TASK BRIEF:
Write out the records that follow with every word intact.

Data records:
_ _ _ _ _

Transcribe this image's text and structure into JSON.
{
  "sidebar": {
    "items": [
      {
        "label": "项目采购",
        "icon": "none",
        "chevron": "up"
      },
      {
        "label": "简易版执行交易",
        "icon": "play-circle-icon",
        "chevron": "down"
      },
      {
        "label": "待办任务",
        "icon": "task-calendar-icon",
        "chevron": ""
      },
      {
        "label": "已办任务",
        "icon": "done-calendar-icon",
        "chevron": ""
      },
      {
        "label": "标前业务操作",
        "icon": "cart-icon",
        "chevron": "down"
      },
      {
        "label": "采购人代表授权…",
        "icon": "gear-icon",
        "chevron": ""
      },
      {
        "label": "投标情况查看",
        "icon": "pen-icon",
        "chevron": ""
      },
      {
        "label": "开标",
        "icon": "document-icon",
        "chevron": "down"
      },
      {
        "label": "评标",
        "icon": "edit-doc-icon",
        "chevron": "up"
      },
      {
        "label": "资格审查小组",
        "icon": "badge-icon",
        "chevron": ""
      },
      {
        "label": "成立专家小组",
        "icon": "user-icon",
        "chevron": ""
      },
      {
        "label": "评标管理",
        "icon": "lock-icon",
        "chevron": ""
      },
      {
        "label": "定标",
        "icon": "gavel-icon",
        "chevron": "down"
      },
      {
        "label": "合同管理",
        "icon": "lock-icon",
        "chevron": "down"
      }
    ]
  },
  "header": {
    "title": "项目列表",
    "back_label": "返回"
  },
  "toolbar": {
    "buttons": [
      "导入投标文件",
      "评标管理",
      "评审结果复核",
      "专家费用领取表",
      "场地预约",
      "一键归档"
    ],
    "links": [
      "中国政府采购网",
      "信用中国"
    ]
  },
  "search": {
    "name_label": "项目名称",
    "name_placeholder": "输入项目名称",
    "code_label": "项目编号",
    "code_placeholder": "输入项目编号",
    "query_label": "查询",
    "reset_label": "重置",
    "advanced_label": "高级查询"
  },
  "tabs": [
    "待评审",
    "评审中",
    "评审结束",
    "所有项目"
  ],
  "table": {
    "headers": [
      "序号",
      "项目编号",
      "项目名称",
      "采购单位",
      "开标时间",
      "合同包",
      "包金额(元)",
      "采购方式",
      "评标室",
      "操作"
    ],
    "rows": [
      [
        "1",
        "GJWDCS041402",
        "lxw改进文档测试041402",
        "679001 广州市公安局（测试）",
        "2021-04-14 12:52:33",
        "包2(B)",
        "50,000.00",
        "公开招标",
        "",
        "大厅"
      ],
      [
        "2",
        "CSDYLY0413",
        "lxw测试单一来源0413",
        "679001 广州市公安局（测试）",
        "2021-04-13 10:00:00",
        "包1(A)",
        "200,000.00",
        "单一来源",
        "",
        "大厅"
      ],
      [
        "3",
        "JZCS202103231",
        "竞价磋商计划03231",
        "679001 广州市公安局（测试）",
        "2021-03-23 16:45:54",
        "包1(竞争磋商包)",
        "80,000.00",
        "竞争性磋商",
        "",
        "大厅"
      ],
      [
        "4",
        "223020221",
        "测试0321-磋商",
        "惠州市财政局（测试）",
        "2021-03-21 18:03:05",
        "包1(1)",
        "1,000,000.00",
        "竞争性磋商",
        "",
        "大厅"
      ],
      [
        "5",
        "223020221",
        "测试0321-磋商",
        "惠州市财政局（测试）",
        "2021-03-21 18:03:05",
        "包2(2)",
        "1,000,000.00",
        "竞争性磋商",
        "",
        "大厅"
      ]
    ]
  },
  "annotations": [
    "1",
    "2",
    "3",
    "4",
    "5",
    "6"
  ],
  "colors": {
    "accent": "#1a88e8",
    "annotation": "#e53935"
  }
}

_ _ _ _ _

SOLUTION FOR THIS PROBLEM:
Transcribe this image's text and structure into JSON.
{
  "sidebar": {
    "items": [
      {
        "label": "项目采购",
        "icon": "none",
        "chevron": "up"
      },
      {
        "label": "简易版执行交易",
        "icon": "play-circle-icon",
        "chevron": "down"
      },
      {
        "label": "待办任务",
        "icon": "task-calendar-icon",
        "chevron": ""
      },
      {
        "label": "已办任务",
        "icon": "done-calendar-icon",
        "chevron": ""
      },
      {
        "label": "标前业务操作",
        "icon": "cart-icon",
        "chevron": "down"
      },
      {
        "label": "采购人代表授权…",
        "icon": "gear-icon",
        "chevron": ""
      },
      {
        "label": "投标情况查看",
        "icon": "pen-icon",
        "chevron": ""
      },
      {
        "label": "开标",
        "icon": "document-icon",
        "chevron": "down"
      },
      {
        "label": "评标",
        "icon": "edit-doc-icon",
        "chevron": "up"
      },
      {
        "label": "资格审查小组",
        "icon": "badge-icon",
        "chevron": ""
      },
      {
        "label": "成立专家小组",
        "icon": "user-icon",
        "chevron": ""
      },
      {
        "label": "评标管理",
        "icon": "lock-icon",
        "chevron": ""
      },
      {
        "label": "定标",
        "icon": "gavel-icon",
        "chevron": "down"
      },
      {
        "label": "合同管理",
        "icon": "lock-icon",
        "chevron": "down"
      }
    ]
  },
  "header": {
    "title": "项目列表",
    "back_label": "返回"
  },
  "toolbar": {
    "buttons": [
      "导入投标文件",
      "评标管理",
      "评审结果复核",
      "专家费用领取表",
      "场地预约",
      "一键归档"
    ],
    "links": [
      "中国政府采购网",
      "信用中国"
    ]
  },
  "search": {
    "name_label": "项目名称",
    "name_placeholder": "输入项目名称",
    "code_label": "项目编号",
    "code_placeholder": "输入项目编号",
    "query_label": "查询",
    "reset_label": "重置",
    "advanced_label": "高级查询"
  },
  "tabs": [
    "待评审",
    "评审中",
    "评审结束",
    "所有项目"
  ],
  "table": {
    "headers": [
      "序号",
      "项目编号",
      "项目名称",
      "采购单位",
      "开标时间",
      "合同包",
      "包金额(元)",
      "采购方式",
      "评标室",
      "操作"
    ],
    "rows": [
      [
        "1",
        "GJWDCS041402",
        "lxw改进文档测试041402",
        "679001 广州市公安局（测试）",
        "2021-04-14 12:52:33",
        "包2(B)",
        "50,000.00",
        "公开招标",
        "",
        "大厅"
      ],
      [
        "2",
        "CSDYLY0413",
        "lxw测试单一来源0413",
        "679001 广州市公安局（测试）",
        "2021-04-13 10:00:00",
        "包1(A)",
        "200,000.00",
        "单一来源",
        "",
        "大厅"
      ],
      [
        "3",
        "JZCS202103231",
        "竞价磋商计划03231",
        "679001 广州市公安局（测试）",
        "2021-03-23 16:45:54",
        "包1(竞争磋商包)",
        "80,000.00",
        "竞争性磋商",
        "",
        "大厅"
      ],
      [
        "4",
        "223020221",
        "测试0321-磋商",
        "惠州市财政局（测试）",
        "2021-03-21 18:03:05",
        "包1(1)",
        "1,000,000.00",
        "竞争性磋商",
        "",
        "大厅"
      ],
      [
        "5",
        "223020221",
        "测试0321-磋商",
        "惠州市财政局（测试）",
        "2021-03-21 18:03:05",
        "包2(2)",
        "1,000,000.00",
        "竞争性磋商",
        "",
        "大厅"
      ]
    ]
  },
  "annotations": [
    "1",
    "2",
    "3",
    "4",
    "5",
    "6"
  ],
  "colors": {
    "accent": "#1a88e8",
    "annotation": "#e53935"
  }
}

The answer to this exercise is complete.